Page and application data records
# # # # # # #

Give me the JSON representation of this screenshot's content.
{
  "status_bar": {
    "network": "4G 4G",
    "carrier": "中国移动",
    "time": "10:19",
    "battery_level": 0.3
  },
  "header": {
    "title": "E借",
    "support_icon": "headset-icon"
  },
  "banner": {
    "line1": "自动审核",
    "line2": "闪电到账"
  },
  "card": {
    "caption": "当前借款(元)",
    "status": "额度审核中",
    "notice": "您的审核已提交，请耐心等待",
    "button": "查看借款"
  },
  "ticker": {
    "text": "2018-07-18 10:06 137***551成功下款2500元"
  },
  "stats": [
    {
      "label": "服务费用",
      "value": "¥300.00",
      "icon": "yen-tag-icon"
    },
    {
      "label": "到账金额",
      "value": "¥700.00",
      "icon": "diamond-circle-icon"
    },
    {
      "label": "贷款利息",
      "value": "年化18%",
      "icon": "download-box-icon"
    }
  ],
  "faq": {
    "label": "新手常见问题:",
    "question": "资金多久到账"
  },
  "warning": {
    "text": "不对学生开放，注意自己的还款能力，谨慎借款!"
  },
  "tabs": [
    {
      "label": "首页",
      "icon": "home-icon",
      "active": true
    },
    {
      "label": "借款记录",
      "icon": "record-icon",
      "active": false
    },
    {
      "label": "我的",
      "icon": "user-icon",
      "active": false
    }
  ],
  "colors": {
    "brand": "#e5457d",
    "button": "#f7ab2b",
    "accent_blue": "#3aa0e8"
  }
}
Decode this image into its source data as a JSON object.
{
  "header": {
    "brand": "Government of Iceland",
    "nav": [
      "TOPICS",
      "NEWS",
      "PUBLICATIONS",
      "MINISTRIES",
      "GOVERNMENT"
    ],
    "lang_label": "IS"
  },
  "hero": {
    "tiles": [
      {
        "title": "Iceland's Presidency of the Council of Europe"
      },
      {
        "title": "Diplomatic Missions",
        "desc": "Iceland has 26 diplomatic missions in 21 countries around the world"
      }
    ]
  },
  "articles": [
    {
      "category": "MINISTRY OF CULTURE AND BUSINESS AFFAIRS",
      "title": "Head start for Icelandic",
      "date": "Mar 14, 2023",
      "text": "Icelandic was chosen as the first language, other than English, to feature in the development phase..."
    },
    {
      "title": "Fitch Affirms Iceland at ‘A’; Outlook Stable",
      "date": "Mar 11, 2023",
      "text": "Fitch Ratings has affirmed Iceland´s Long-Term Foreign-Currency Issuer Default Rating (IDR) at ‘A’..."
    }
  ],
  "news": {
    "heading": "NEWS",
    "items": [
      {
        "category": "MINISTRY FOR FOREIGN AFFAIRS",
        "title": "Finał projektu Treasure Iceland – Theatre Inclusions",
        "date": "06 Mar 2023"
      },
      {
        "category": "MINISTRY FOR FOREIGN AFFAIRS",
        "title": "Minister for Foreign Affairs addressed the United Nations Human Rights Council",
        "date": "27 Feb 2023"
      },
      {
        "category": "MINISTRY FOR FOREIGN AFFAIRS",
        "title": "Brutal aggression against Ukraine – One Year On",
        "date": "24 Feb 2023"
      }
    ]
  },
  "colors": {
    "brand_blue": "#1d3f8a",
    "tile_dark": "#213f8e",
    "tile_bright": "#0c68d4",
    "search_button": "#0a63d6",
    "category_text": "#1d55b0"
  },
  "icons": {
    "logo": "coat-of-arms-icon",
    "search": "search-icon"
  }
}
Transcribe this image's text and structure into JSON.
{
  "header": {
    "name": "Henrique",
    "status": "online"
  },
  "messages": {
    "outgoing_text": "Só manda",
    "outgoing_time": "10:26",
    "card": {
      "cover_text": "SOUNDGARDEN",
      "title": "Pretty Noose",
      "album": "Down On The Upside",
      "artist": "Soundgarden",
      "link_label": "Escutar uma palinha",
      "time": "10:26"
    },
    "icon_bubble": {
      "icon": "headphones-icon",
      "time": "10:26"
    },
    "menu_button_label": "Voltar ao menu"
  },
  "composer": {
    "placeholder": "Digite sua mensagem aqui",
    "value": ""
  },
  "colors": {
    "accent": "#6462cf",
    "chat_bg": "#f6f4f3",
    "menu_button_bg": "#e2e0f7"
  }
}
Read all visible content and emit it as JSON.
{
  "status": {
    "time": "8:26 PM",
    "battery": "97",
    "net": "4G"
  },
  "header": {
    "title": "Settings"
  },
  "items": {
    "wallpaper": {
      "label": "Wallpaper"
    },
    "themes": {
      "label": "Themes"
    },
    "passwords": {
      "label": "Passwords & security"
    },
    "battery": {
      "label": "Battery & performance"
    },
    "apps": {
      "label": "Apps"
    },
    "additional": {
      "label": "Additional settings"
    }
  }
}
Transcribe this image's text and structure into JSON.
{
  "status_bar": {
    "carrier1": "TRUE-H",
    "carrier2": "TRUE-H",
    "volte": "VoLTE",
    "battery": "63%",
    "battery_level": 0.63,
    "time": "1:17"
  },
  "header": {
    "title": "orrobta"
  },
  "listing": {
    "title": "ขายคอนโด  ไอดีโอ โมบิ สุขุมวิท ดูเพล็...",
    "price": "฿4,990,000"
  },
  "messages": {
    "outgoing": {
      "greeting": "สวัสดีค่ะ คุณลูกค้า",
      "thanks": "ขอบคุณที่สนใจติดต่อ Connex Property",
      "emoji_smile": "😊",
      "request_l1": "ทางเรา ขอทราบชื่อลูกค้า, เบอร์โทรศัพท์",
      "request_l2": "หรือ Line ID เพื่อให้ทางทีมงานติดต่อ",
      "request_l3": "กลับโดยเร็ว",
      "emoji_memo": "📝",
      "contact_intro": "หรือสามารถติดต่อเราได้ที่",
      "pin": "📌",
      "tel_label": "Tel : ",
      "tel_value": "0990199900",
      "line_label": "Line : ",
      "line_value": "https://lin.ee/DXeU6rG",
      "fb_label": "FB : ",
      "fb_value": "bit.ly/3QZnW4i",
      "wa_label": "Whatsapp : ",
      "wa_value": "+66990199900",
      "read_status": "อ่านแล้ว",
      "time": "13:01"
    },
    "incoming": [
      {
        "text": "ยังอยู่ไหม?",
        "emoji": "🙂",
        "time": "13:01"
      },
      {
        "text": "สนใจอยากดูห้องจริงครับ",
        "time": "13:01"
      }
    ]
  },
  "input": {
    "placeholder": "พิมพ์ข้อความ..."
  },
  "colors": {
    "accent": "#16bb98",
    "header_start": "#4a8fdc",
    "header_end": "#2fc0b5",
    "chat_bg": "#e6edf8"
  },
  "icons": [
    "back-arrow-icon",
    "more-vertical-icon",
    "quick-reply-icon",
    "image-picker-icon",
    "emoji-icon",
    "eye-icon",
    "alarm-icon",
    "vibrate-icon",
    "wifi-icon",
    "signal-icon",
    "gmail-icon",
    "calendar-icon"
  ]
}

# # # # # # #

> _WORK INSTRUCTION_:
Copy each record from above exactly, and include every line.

> _SOLUTION TO THIS EXERCISE_:
Give me the JSON representation of this screenshot's content.
{
  "status_bar": {
    "network": "4G 4G",
    "carrier": "中国移动",
    "time": "10:19",
    "battery_level": 0.3
  },
  "header": {
    "title": "E借",
    "support_icon": "headset-icon"
  },
  "banner": {
    "line1": "自动审核",
    "line2": "闪电到账"
  },
  "card": {
    "caption": "当前借款(元)",
    "status": "额度审核中",
    "notice": "您的审核已提交，请耐心等待",
    "button": "查看借款"
  },
  "ticker": {
    "text": "2018-07-18 10:06 137***551成功下款2500元"
  },
  "stats": [
    {
      "label": "服务费用",
      "value": "¥300.00",
      "icon": "yen-tag-icon"
    },
    {
      "label": "到账金额",
      "value": "¥700.00",
      "icon": "diamond-circle-icon"
    },
    {
      "label": "贷款利息",
      "value": "年化18%",
      "icon": "download-box-icon"
    }
  ],
  "faq": {
    "label": "新手常见问题:",
    "question": "资金多久到账"
  },
  "warning": {
    "text": "不对学生开放，注意自己的还款能力，谨慎借款!"
  },
  "tabs": [
    {
      "label": "首页",
      "icon": "home-icon",
      "active": true
    },
    {
      "label": "借款记录",
      "icon": "record-icon",
      "active": false
    },
    {
      "label": "我的",
      "icon": "user-icon",
      "active": false
    }
  ],
  "colors": {
    "brand": "#e5457d",
    "button": "#f7ab2b",
    "accent_blue": "#3aa0e8"
  }
}
Decode this image into its source data as a JSON object.
{
  "header": {
    "brand": "Government of Iceland",
    "nav": [
      "TOPICS",
      "NEWS",
      "PUBLICATIONS",
      "MINISTRIES",
      "GOVERNMENT"
    ],
    "lang_label": "IS"
  },
  "hero": {
    "tiles": [
      {
        "title": "Iceland's Presidency of the Council of Europe"
      },
      {
        "title": "Diplomatic Missions",
        "desc": "Iceland has 26 diplomatic missions in 21 countries around the world"
      }
    ]
  },
  "articles": [
    {
      "category": "MINISTRY OF CULTURE AND BUSINESS AFFAIRS",
      "title": "Head start for Icelandic",
      "date": "Mar 14, 2023",
      "text": "Icelandic was chosen as the first language, other than English, to feature in the development phase..."
    },
    {
      "title": "Fitch Affirms Iceland at ‘A’; Outlook Stable",
      "date": "Mar 11, 2023",
      "text": "Fitch Ratings has affirmed Iceland´s Long-Term Foreign-Currency Issuer Default Rating (IDR) at ‘A’..."
    }
  ],
  "news": {
    "heading": "NEWS",
    "items": [
      {
        "category": "MINISTRY FOR FOREIGN AFFAIRS",
        "title": "Finał projektu Treasure Iceland – Theatre Inclusions",
        "date": "06 Mar 2023"
      },
      {
        "category": "MINISTRY FOR FOREIGN AFFAIRS",
        "title": "Minister for Foreign Affairs addressed the United Nations Human Rights Council",
        "date": "27 Feb 2023"
      },
      {
        "category": "MINISTRY FOR FOREIGN AFFAIRS",
        "title": "Brutal aggression against Ukraine – One Year On",
        "date": "24 Feb 2023"
      }
    ]
  },
  "colors": {
    "brand_blue": "#1d3f8a",
    "tile_dark": "#213f8e",
    "tile_bright": "#0c68d4",
    "search_button": "#0a63d6",
    "category_text": "#1d55b0"
  },
  "icons": {
    "logo": "coat-of-arms-icon",
    "search": "search-icon"
  }
}
Transcribe this image's text and structure into JSON.
{
  "header": {
    "name": "Henrique",
    "status": "online"
  },
  "messages": {
    "outgoing_text": "Só manda",
    "outgoing_time": "10:26",
    "card": {
      "cover_text": "SOUNDGARDEN",
      "title": "Pretty Noose",
      "album": "Down On The Upside",
      "artist": "Soundgarden",
      "link_label": "Escutar uma palinha",
      "time": "10:26"
    },
    "icon_bubble": {
      "icon": "headphones-icon",
      "time": "10:26"
    },
    "menu_button_label": "Voltar ao menu"
  },
  "composer": {
    "placeholder": "Digite sua mensagem aqui",
    "value": ""
  },
  "colors": {
    "accent": "#6462cf",
    "chat_bg": "#f6f4f3",
    "menu_button_bg": "#e2e0f7"
  }
}
Read all visible content and emit it as JSON.
{
  "status": {
    "time": "8:26 PM",
    "battery": "97",
    "net": "4G"
  },
  "header": {
    "title": "Settings"
  },
  "items": {
    "wallpaper": {
      "label": "Wallpaper"
    },
    "themes": {
      "label": "Themes"
    },
    "passwords": {
      "label": "Passwords & security"
    },
    "battery": {
      "label": "Battery & performance"
    },
    "apps": {
      "label": "Apps"
    },
    "additional": {
      "label": "Additional settings"
    }
  }
}
Transcribe this image's text and structure into JSON.
{
  "status_bar": {
    "carrier1": "TRUE-H",
    "carrier2": "TRUE-H",
    "volte": "VoLTE",
    "battery": "63%",
    "battery_level": 0.63,
    "time": "1:17"
  },
  "header": {
    "title": "orrobta"
  },
  "listing": {
    "title": "ขายคอนโด  ไอดีโอ โมบิ สุขุมวิท ดูเพล็...",
    "price": "฿4,990,000"
  },
  "messages": {
    "outgoing": {
      "greeting": "สวัสดีค่ะ คุณลูกค้า",
      "thanks": "ขอบคุณที่สนใจติดต่อ Connex Property",
      "emoji_smile": "😊",
      "request_l1": "ทางเรา ขอทราบชื่อลูกค้า, เบอร์โทรศัพท์",
      "request_l2": "หรือ Line ID เพื่อให้ทางทีมงานติดต่อ",
      "request_l3": "กลับโดยเร็ว",
      "emoji_memo": "📝",
      "contact_intro": "หรือสามารถติดต่อเราได้ที่",
      "pin": "📌",
      "tel_label": "Tel : ",
      "tel_value": "0990199900",
      "line_label": "Line : ",
      "line_value": "https://lin.ee/DXeU6rG",
      "fb_label": "FB : ",
      "fb_value": "bit.ly/3QZnW4i",
      "wa_label": "Whatsapp : ",
      "wa_value": "+66990199900",
      "read_status": "อ่านแล้ว",
      "time": "13:01"
    },
    "incoming": [
      {
        "text": "ยังอยู่ไหม?",
        "emoji": "🙂",
        "time": "13:01"
      },
      {
        "text": "สนใจอยากดูห้องจริงครับ",
        "time": "13:01"
      }
    ]
  },
  "input": {
    "placeholder": "พิมพ์ข้อความ..."
  },
  "colors": {
    "accent": "#16bb98",
    "header_start": "#4a8fdc",
    "header_end": "#2fc0b5",
    "chat_bg": "#e6edf8"
  },
  "icons": [
    "back-arrow-icon",
    "more-vertical-icon",
    "quick-reply-icon",
    "image-picker-icon",
    "emoji-icon",
    "eye-icon",
    "alarm-icon",
    "vibrate-icon",
    "wifi-icon",
    "signal-icon",
    "gmail-icon",
    "calendar-icon"
  ]
}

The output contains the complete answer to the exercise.